DR: No, no. It definitely wasn’t a throwaway – at all! We worked like crazy on that. [laughs] We really wanted it to be the best it could be. We just didn’t give it a chance, whereas with Grizzly Bear we tend to go really deep. It’s such a big production; we’ll do the record and then spend a year and a half touring it, trying to get it around. Fred and I are just not as... not as good at that anyway. But that’s the breakdown these days. Grizzly Bear has become very collaborative, very collective. That’s kind of why that EP happened: if I get to the point where I just want to do the songs a certain way, if I just know how I want them to be or I don’t want to add anything to them, then they’ve come to me unified.
Inspiration can come and go; you can’t always control it, especially when faced with a schedule. So how do you summon the muse?
DR: Uh, you don’t. [laughs] You just don’t. I think that’s part of why it took so long. Writing on my own, it just happens whenever and if it works, that’s great. If it doesn’t, it doesn’t count. I used to have a way of trying to make music all the time, even if it was silly, and every so often something would happen and that would become the song. With this record, we actually did intentionally sit down at one point, just seeing what happens if we play together [spontaneously] and I’d never really tried that before. ‘I’ll play some chords, you start singing, and we’ll just riff for a while, trying not to take it seriously or worry about it not being the most beautiful thing in the world.’ And, you know, a few things on the record came out of those moments, which is cool. I was always sceptical of writing like that because it just seems too casual, but it can work.

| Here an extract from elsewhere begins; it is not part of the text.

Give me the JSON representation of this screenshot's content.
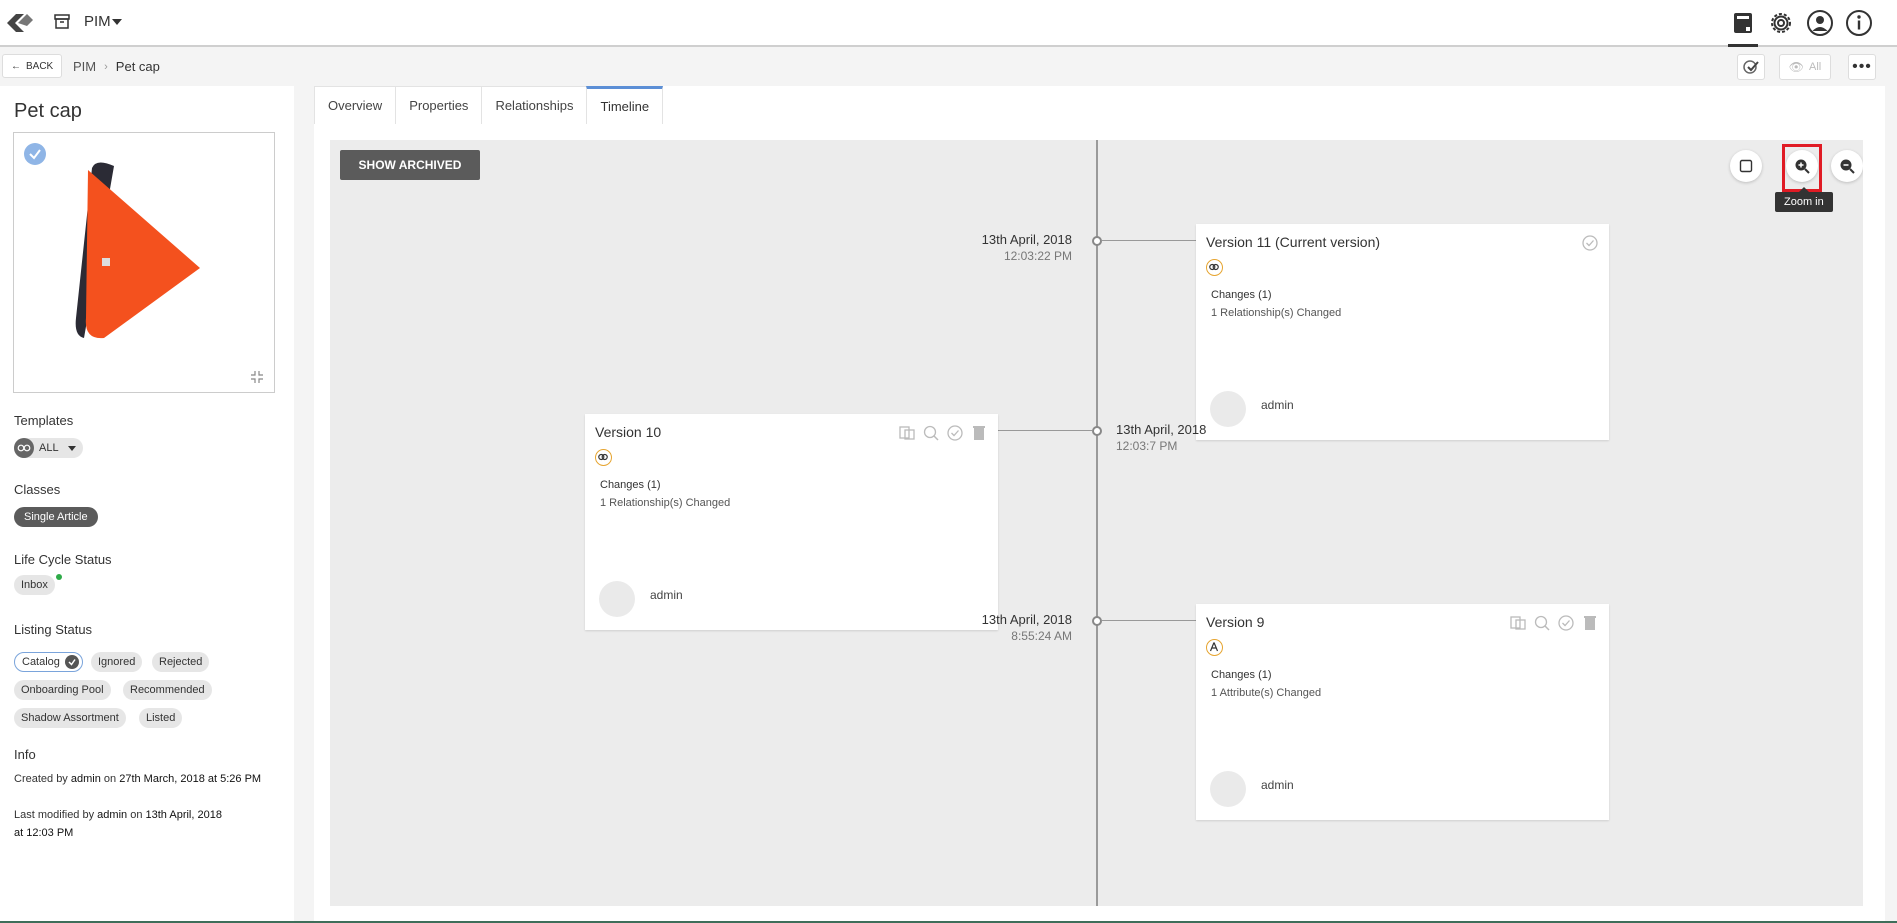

You all bring something different to the band but what is it about Chris Taylor’s production that ties it all together?
DR: It’s hard to say. Part of his strength is that he pushes us. He has his own aesthetic that he brings to bands: tones and approaches that I think we’d probably be afraid of on our own. He enables us to try stranger stuff; he pushes us to that side of ourselves. The recordings feel, not necessarily otherworldly, but like they incorporate so many different elements. It’s like: all of a sudden here’s a Nagra reel-to-reel tape recorder at the same time as a [Yamaha] DX7 synth from 1985 produced through some really clean pre-amps, so it’s almost like a whole history of recording in one song sometimes.
He’s always thinking of the whole palette, I feel, whereas Ed and I might be more worried about a melody or a lyric. There were a bunch of times on the new record where I would try to flesh out an arrangement by throwing down some harmony idea that seemed cool and he’d be like, ‘That’s good but... it just sounds like you. Let’s not do that. Let’s do something else: do the wrong thing and see what happens.’ [laughs] I don’t know how to do that on command but I’ll try! Sometimes it ended up working really well. I wouldn’t have done that on my own because I wouldn’t have pushed myself hard enough to try. He’s cool; a very unique and talented guy.
Now that you’re setting out on a huge tour, what do you know now that you didn’t the first time you hit the road?
DR: I now know that... well, maybe I did know then and just didn’t pay attention to it, but it’s very important to take care of yourself on tour – your health and your day-to-day psychological wellbeing – and to think about it like a job. Try to have fun, try to live in the moment and try to enjoy performing for people but without letting yourself get away from what you’re doing. You can let yourself drift into autopilot mode when you’re constantly going from one town to the next; you can really lose track of yourself and lose track of reality. [laughs] That’s boring to say but I feel like one of the biggest lessons of touring is that if you can’t do that, then you just won’t be able to keep on doing it.